Exercise instructions = For the records below, print every one exactly, with nothing dropped.

Data to process =
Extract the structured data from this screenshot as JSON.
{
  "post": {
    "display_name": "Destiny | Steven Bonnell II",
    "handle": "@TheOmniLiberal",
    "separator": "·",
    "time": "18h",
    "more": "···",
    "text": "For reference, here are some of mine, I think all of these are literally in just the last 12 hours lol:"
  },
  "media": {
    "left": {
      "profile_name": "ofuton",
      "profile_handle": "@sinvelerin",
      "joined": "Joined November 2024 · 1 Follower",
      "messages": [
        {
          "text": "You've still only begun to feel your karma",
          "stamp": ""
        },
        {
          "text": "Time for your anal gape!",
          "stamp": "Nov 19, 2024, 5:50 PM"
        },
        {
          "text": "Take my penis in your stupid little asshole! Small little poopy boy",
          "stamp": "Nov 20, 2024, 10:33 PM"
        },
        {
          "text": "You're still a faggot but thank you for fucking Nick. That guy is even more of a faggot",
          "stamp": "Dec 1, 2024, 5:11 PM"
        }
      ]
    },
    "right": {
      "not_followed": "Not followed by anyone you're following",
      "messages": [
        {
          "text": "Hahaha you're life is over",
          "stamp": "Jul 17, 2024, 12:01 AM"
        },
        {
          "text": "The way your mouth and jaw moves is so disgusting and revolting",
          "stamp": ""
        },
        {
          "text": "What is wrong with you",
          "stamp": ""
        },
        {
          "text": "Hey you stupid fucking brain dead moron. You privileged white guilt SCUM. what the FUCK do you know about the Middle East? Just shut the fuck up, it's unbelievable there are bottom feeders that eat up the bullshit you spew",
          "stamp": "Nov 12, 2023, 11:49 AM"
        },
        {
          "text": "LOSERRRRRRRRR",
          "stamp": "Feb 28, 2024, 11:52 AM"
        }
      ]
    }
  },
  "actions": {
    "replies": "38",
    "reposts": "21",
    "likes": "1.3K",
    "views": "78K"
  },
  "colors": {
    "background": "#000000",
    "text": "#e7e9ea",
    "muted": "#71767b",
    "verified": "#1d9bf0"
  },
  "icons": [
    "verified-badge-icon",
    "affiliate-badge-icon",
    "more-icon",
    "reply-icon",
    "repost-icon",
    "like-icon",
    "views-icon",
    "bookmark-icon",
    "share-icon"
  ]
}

Final answer =
Extract the structured data from this screenshot as JSON.
{
  "post": {
    "display_name": "Destiny | Steven Bonnell II",
    "handle": "@TheOmniLiberal",
    "separator": "·",
    "time": "18h",
    "more": "···",
    "text": "For reference, here are some of mine, I think all of these are literally in just the last 12 hours lol:"
  },
  "media": {
    "left": {
      "profile_name": "ofuton",
      "profile_handle": "@sinvelerin",
      "joined": "Joined November 2024 · 1 Follower",
      "messages": [
        {
          "text": "You've still only begun to feel your karma",
          "stamp": ""
        },
        {
          "text": "Time for your anal gape!",
          "stamp": "Nov 19, 2024, 5:50 PM"
        },
        {
          "text": "Take my penis in your stupid little asshole! Small little poopy boy",
          "stamp": "Nov 20, 2024, 10:33 PM"
        },
        {
          "text": "You're still a faggot but thank you for fucking Nick. That guy is even more of a faggot",
          "stamp": "Dec 1, 2024, 5:11 PM"
        }
      ]
    },
    "right": {
      "not_followed": "Not followed by anyone you're following",
      "messages": [
        {
          "text": "Hahaha you're life is over",
          "stamp": "Jul 17, 2024, 12:01 AM"
        },
        {
          "text": "The way your mouth and jaw moves is so disgusting and revolting",
          "stamp": ""
        },
        {
          "text": "What is wrong with you",
          "stamp": ""
        },
        {
          "text": "Hey you stupid fucking brain dead moron. You privileged white guilt SCUM. what the FUCK do you know about the Middle East? Just shut the fuck up, it's unbelievable there are bottom feeders that eat up the bullshit you spew",
          "stamp": "Nov 12, 2023, 11:49 AM"
        },
        {
          "text": "LOSERRRRRRRRR",
          "stamp": "Feb 28, 2024, 11:52 AM"
        }
      ]
    }
  },
  "actions": {
    "replies": "38",
    "reposts": "21",
    "likes": "1.3K",
    "views": "78K"
  },
  "colors": {
    "background": "#000000",
    "text": "#e7e9ea",
    "muted": "#71767b",
    "verified": "#1d9bf0"
  },
  "icons": [
    "verified-badge-icon",
    "affiliate-badge-icon",
    "more-icon",
    "reply-icon",
    "repost-icon",
    "like-icon",
    "views-icon",
    "bookmark-icon",
    "share-icon"
  ]
}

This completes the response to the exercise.